Chronic use of narcotics is common among children with inflammatory bowel disease (IBD)—particularly among those with anxiety and depression, researchers report in the February issue of Clinical Gastroenterology and Hepatology. Identifying and treating psychological disorders could reduce symptoms that lead to narcotic use and their complications in these patients.
Narcotics are prescribed to patients with IBD to provide temporary relief from pain during a flare or after surgery. However, long-term narcotic analgesia is not recommended for adults or children. In adults, use of narcotics increases mortality, serious infection, sleep disorders, pneumonia, and psychiatric disorders. In children, chronic treatment with narcotics can also lead to malnutrition, opportunistic infections, and hepatosplenic lymphoma, as well as reduce growth.
Although pain control is an important aspect of disease management in pediatric IBD, little is known about chronic narcotic use in children.
Jessie P. Buckley et al used data from a large insurance claims database, collected from 2010 through 2011, to compare the prescription narcotic use among children (younger than 18 years old) with and without IBD who were not undergoing surgery. Buckley et al also searched for factors associated with narcotic treatment of pediatric patients with IBD.
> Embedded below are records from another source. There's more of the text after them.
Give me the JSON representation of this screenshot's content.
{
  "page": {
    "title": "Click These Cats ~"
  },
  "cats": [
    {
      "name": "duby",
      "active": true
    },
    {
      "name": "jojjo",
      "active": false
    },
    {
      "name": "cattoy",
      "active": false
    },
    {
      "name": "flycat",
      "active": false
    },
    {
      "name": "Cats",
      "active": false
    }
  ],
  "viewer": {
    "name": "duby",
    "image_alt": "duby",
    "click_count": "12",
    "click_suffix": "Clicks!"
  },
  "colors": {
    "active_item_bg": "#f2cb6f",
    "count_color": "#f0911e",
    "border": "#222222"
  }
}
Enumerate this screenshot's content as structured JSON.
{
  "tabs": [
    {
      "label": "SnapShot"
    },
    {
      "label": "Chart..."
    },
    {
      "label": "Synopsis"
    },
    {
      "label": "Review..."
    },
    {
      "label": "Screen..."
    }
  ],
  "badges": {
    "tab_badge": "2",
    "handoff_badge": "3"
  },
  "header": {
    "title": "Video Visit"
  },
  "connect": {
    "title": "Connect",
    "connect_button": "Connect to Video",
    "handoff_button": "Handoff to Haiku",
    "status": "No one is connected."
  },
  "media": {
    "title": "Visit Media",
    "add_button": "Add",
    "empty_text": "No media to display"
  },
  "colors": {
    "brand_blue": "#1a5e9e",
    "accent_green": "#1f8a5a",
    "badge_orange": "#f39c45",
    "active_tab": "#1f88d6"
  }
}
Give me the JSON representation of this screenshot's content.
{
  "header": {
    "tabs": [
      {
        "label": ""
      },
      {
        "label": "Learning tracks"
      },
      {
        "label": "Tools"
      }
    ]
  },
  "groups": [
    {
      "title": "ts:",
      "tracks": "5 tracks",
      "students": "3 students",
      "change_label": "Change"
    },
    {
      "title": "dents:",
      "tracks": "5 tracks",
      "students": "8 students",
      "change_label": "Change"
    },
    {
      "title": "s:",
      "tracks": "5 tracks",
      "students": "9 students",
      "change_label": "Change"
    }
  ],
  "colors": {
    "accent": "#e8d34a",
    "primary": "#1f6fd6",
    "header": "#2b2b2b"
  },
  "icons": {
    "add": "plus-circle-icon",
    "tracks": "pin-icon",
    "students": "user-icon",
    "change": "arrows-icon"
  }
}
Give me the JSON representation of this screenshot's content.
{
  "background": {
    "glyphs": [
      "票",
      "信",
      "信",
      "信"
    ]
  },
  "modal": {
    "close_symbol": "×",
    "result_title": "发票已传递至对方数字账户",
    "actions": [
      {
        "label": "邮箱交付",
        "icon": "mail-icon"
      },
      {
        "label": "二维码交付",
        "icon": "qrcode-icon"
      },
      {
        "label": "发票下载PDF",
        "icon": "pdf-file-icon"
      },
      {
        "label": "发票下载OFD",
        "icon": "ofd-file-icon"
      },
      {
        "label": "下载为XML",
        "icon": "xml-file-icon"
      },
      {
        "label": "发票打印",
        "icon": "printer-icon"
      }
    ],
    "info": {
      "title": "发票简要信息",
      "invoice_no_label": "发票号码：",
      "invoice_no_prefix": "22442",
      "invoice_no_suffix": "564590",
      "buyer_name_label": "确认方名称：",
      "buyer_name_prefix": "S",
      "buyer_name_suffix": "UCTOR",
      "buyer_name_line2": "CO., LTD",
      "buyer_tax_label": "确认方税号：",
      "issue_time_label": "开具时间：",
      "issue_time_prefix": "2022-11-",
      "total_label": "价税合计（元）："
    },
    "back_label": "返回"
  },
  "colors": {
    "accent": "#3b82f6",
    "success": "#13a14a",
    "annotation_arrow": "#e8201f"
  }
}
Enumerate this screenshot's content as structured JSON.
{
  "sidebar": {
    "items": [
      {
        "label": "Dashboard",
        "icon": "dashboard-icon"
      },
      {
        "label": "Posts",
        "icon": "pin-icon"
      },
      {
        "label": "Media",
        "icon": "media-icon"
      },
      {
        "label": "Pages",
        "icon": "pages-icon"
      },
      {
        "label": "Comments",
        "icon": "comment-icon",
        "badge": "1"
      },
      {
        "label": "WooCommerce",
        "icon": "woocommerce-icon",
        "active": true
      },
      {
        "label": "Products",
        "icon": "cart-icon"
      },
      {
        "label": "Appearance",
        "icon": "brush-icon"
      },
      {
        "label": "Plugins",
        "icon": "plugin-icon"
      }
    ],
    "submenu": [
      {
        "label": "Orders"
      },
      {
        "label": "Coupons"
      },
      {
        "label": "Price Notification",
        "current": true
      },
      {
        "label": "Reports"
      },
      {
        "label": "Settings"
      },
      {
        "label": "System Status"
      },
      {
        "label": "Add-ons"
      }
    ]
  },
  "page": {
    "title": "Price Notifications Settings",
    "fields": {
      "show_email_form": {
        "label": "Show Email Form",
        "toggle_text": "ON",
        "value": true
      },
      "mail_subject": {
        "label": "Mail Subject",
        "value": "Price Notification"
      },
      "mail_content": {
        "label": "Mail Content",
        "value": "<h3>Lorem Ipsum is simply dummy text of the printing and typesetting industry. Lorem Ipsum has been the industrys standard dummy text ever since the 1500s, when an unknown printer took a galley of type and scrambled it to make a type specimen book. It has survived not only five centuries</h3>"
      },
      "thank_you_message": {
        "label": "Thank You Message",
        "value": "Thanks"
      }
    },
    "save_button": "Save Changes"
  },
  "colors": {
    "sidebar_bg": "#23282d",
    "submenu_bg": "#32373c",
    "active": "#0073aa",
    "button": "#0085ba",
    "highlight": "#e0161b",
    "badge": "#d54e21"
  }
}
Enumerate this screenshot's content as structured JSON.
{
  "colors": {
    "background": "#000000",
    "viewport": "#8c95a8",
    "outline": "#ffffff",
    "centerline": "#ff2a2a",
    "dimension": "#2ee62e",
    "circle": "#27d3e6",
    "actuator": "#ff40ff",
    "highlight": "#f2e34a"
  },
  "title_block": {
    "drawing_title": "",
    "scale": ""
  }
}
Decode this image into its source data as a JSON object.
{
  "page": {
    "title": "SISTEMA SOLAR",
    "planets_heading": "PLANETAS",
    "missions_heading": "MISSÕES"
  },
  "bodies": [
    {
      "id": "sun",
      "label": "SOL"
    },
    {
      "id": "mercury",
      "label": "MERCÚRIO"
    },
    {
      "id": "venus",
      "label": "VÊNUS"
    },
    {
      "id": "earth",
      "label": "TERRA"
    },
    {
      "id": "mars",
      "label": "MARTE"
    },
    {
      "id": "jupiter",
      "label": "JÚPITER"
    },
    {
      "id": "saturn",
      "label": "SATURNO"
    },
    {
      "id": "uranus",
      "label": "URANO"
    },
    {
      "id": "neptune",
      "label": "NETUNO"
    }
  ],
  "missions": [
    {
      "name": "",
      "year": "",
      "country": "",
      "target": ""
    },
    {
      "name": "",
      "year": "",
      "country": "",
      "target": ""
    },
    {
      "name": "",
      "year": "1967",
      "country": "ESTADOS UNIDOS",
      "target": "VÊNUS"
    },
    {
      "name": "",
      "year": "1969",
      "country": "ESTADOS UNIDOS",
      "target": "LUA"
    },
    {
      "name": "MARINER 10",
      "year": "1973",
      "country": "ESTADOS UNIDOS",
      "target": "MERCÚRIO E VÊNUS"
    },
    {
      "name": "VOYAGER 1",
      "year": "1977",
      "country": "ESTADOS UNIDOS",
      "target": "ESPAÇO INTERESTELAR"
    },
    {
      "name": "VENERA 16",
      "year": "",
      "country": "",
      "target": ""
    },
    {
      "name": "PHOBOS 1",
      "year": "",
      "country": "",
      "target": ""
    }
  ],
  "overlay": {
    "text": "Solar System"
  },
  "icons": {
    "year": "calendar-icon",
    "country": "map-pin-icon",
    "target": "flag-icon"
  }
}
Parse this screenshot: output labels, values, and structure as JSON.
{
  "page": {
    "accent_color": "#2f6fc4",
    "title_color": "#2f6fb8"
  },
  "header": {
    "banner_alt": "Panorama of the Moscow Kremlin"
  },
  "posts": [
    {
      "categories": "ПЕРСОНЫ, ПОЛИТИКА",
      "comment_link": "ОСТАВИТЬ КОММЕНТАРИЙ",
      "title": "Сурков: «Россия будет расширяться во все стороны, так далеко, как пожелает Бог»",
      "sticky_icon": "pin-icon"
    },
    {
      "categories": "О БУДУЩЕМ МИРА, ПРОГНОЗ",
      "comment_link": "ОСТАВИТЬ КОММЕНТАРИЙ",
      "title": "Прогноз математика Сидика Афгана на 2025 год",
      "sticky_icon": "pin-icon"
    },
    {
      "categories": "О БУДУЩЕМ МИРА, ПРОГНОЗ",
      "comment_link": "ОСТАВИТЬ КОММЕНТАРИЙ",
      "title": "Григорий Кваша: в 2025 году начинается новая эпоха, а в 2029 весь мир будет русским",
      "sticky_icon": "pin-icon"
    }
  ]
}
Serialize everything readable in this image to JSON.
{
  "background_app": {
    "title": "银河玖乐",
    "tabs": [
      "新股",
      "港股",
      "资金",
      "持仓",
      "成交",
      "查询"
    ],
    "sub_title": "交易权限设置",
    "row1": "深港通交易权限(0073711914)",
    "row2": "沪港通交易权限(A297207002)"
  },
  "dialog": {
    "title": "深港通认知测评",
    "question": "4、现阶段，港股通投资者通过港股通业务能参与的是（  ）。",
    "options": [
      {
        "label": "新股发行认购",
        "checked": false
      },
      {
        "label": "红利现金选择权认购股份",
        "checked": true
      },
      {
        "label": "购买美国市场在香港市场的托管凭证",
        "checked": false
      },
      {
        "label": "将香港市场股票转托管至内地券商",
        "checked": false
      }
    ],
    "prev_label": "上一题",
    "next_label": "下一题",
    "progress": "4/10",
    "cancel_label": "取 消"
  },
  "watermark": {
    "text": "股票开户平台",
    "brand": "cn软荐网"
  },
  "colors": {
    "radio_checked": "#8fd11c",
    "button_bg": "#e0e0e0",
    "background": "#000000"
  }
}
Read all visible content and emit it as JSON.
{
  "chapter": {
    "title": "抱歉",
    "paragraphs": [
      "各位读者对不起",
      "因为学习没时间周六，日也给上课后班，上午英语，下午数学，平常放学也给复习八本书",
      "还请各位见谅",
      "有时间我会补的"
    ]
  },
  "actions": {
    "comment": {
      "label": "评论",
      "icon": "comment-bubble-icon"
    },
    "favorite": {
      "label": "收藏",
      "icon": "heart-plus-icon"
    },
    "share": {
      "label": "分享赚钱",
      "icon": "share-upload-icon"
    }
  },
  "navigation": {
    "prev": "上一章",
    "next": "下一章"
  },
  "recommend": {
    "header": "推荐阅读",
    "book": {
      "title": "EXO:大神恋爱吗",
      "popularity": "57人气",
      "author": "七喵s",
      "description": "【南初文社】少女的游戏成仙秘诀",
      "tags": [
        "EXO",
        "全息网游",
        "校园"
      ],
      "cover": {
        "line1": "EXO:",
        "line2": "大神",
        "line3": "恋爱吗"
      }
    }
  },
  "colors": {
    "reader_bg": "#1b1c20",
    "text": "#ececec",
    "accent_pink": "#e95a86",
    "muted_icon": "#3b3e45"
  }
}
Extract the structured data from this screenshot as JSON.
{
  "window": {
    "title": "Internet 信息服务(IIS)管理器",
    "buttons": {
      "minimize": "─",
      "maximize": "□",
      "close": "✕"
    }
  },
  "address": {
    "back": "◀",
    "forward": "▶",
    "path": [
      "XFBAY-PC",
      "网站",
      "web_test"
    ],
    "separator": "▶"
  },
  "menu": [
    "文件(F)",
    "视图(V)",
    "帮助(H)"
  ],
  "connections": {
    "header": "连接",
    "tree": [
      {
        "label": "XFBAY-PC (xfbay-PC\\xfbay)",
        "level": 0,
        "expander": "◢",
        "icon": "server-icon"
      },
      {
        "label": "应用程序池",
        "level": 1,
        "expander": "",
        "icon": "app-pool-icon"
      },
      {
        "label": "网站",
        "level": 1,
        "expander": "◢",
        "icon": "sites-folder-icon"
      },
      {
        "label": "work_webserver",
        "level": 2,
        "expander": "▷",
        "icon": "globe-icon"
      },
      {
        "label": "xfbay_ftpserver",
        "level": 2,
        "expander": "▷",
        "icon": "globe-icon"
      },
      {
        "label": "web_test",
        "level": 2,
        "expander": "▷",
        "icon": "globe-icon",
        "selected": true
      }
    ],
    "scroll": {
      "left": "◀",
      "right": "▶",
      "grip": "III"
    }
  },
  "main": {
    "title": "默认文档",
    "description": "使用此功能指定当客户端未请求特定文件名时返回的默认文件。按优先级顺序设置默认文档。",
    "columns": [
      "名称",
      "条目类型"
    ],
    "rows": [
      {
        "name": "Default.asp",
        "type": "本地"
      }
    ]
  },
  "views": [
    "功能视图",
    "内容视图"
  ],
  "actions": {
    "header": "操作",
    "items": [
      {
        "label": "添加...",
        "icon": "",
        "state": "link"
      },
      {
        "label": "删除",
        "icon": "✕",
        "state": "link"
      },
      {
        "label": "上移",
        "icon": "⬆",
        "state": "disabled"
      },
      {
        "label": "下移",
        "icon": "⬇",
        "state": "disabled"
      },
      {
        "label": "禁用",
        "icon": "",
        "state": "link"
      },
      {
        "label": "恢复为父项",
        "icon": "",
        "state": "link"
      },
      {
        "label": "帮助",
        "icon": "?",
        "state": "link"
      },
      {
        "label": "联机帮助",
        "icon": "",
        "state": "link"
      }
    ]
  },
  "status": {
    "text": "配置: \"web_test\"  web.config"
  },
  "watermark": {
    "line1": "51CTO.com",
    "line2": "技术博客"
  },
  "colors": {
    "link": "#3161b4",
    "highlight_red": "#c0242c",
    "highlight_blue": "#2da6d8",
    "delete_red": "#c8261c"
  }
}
Of 4344 children with IBD during the study period, 63% had Crohn’s disease, and 37% had ulcerative colitis.
Buckley et al found that 5.6% of children with IBD vs 2.3% of children in the general population received chronic narcotic therapy. Associations between IBD and narcotic use revealed a particularly high burden among children with concomitant anxiety or depression.
Buckley et al say that psychiatric disorders have also been associated with increased risk of narcotic use among adults with IBD. The authors propose that increased awareness of psychological comorbidities, screening, and treatment could reduce IBD symptoms that lead to narcotic use, and complications that result from it.